Maybe both. I think that we matured as people and then decided to mature the band because of that. As we matured as people, I think we got tired of what we were doing before, with the cover songs and the imagery, everything like that. We decided we wanted to do things differently, and we’re lucky that our fan base is very accepting of that. We move in different paths and they follow us the whole way. We aren’t 18-year-olds anymore and we aren’t a Disney band. We don’t write music for 13-year-olds. Maybe there are 13-year-olds that like us. I liked a lot of cool bands when I was 13, like Metallica and all kinds of stuff. We’re just not in the business of saying, "What do the people want, what’s gonna sell and let’s do that." That’s just not who we are.
In what ways do you see the band continuing to evolve in the future?
That’s tough. I really don’t know. I had no idea how this record was going to turn out. I really never do. I never know how it’s gonna go or whether it’s going to be any good. I think we worry throughout the whole album process about whether it’s going to be worse than what we did before or better. I really don’t know. I have ideas already of stuff that we can do. I want to work on the media side and try and get as much video content from our end as possible. That’s pretty exciting and we have some pretty big projects coming up involving that.
What do you say to fans who suggest the band is betraying its lineage by ignoring its earlier material?
I really don’t know what to say. I think we felt that we had written really good songs at that point that were deserving of being played, but I don’t think that any of them were our ‘Raining Blood’. I think that we were young then and trying to figure things out, and I think the era that we grew up in forged the way towards who we are now. We still play quite a few songs from our last few albums, but in terms of our first two albums, I can’t imagine the vast majority of our fan base wanting to hear them.
When is the band planning on returning to Australian shores to promote the album?
As soon as humanly and physically possible. We had a blast on the last tour. I love Australia, I love the environment, I love the atmosphere, I love the energy, I love everything about the country. As soon as we can go and play, we will. We actually got the call for the A Day To Remember tour when we were recording the album, and we were told that they needed to know within the next hour if we could do the tour. We’re like, "Ah, put us down as a yes." They said, "What?

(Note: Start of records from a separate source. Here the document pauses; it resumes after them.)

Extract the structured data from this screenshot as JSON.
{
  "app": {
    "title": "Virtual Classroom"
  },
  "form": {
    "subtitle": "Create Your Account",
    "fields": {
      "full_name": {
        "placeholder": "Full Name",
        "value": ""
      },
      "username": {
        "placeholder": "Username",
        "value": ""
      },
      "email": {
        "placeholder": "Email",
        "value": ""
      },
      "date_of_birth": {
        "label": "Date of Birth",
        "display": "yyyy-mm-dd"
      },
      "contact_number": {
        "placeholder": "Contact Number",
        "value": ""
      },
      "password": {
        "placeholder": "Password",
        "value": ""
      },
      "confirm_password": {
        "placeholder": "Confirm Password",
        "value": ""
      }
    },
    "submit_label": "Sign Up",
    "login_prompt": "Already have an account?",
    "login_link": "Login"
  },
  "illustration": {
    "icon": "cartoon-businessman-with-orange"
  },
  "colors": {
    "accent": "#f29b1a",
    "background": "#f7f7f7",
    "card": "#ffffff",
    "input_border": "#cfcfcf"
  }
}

Don’t you want to hear about money or anything?" We’re like, "Nah, we’re good" (laughs).
With five albums and an EP in eight years, are the band’s eyes already set on a new release?
I don’t think so yet. I think this one especially was pretty draining, and at the same time, there’s so many events going on in our lives. I got married two years ago and our guitarist Chris just got married. We’re not wanting to jump onto the next thing right now. We just want to keep touring and pushing this album as much as we can. I’d say Chris already has four songs on his computer, so don’t listen to anything I say (laughs). He’s probably already working on the next record.
Thanks for your time. Are there any comments you’d like to finish on?
We appreciate the support. We appreciate anybody checking out the band. We really do everything in our power to keep putting out stuff that is worth checking out and listening to. That’s going to be our goal moving on into the future. I think as we get older, our fans are getting older and they work harder for their money and their schedule is harder to work around, so we take it very seriously when we come out to a show and understand that it means a lot for them to get value for their dollar and when they buy a record, they want to get value for their money, so that’s what we’re gonna keep trying to do.